Peak District dog-walkers are asked to keep their pets on short leads to protect young animals during the spring breeding season.
Mauled bodies of sheep carrying unborn lambs have already been found in the Peak District National Park this month.
Rangers are putting up signs across the national park reminding pet-owners to keep their dogs under control. By law, they must keep their dogs on a lead at any time around farm animals, and from March 1 to July 31 around wildlife.
Rangers north area manager Jenny Waller said: “Walking a dog is one of the joys of the countryside, but we ask all dog-owners to be responsible and keep their pets on short leads during this particularly sensitive time.
“Sheep and lambs can be badly injured or killed by uncontrolled dogs. Ground-nesting birds such as curlew and lapwing, and wild creatures such as hares, are also easily disturbed.
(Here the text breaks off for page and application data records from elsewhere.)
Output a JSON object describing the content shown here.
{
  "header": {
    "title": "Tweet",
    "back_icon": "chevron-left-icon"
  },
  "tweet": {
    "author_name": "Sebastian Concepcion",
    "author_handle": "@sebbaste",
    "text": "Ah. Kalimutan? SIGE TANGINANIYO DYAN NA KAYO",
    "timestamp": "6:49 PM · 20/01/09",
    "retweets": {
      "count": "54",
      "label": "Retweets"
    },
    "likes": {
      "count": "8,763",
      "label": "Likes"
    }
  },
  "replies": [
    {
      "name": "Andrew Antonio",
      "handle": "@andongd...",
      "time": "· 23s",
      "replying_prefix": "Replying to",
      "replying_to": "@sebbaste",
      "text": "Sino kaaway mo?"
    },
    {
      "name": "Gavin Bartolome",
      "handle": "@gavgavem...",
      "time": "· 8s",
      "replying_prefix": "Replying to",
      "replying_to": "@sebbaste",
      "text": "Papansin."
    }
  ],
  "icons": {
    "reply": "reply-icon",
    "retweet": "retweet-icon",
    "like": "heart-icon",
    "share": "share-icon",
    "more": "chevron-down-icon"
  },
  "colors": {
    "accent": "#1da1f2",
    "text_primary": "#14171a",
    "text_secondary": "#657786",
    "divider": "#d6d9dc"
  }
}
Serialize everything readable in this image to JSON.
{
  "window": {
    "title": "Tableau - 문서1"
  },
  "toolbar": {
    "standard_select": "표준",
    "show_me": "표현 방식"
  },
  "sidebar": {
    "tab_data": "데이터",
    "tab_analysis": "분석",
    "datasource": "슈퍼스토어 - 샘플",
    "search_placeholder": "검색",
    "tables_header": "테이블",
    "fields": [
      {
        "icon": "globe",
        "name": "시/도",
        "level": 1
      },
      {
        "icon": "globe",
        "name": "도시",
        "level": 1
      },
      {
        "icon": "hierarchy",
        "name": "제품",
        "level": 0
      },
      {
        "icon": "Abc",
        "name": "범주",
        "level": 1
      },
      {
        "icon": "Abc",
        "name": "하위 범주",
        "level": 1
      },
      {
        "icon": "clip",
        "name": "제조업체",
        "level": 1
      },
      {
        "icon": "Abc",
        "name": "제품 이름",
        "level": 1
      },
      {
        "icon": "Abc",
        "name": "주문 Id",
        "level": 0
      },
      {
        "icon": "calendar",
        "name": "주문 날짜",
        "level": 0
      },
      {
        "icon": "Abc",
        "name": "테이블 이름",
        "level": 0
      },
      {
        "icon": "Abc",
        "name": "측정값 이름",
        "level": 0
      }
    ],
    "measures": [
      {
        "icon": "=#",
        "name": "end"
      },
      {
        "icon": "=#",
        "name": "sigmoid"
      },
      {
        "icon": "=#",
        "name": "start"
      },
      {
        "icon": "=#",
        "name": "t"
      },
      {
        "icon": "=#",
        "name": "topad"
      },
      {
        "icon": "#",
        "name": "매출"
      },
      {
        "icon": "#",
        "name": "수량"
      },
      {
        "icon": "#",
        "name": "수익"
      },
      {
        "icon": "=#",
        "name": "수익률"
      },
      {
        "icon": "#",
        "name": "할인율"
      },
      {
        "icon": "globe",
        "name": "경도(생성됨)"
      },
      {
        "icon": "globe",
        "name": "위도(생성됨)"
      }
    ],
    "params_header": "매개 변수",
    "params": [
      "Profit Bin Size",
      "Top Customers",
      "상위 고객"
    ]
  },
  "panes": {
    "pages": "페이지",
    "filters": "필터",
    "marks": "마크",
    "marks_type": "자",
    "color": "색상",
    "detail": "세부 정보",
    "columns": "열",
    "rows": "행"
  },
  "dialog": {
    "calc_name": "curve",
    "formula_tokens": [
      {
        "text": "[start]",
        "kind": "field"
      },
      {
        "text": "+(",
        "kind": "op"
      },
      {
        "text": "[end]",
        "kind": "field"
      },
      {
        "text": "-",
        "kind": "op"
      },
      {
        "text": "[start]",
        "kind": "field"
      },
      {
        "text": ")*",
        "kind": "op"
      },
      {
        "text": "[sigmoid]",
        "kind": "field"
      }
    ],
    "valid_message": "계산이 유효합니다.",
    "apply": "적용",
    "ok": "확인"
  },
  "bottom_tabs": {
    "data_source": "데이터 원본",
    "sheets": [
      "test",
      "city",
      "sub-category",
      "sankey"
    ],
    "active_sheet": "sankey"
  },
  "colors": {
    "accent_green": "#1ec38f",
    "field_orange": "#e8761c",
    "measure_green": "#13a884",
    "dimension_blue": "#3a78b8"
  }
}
“For its own safety, never let a dog approach or chase wildlife and farm animals - your dog can get kicked, trampled or lost, and it could be legally shot for chasing farm animals. This is distressing not only for you but for farmers too.
“If cattle turn on your dog, it’s best to unclip the lead - a dog can usually look after itself, don’t risk getting hurt by trying to protect it. Get out of the field as quickly as possible, then call your dog as soon as you are out of danger.
“Legally, you do not have to use a lead on public paths, but you should be extra-vigilant in the breeding season, and always use a lead if you can’t rely on your dog’s obedience.”
The Countryside and Rights of Way (CROW) Act requires people to keep their dogs on leads around wildlife between March 1 and July 31 and at any time near farm animals.
Dogs are not allowed at all on some areas at certain times to protect sensitive breeding sites – signs will indicate this.
To report incidents involving dogs on farmland or moors contact the police on 0345 123 3333. To ask for signs to go up in problem areas contact Peak District National Park rangers on 01629 816290 (weekdays).
For more advice read the Countryside Code at www.countrysideaccess.gov.uk.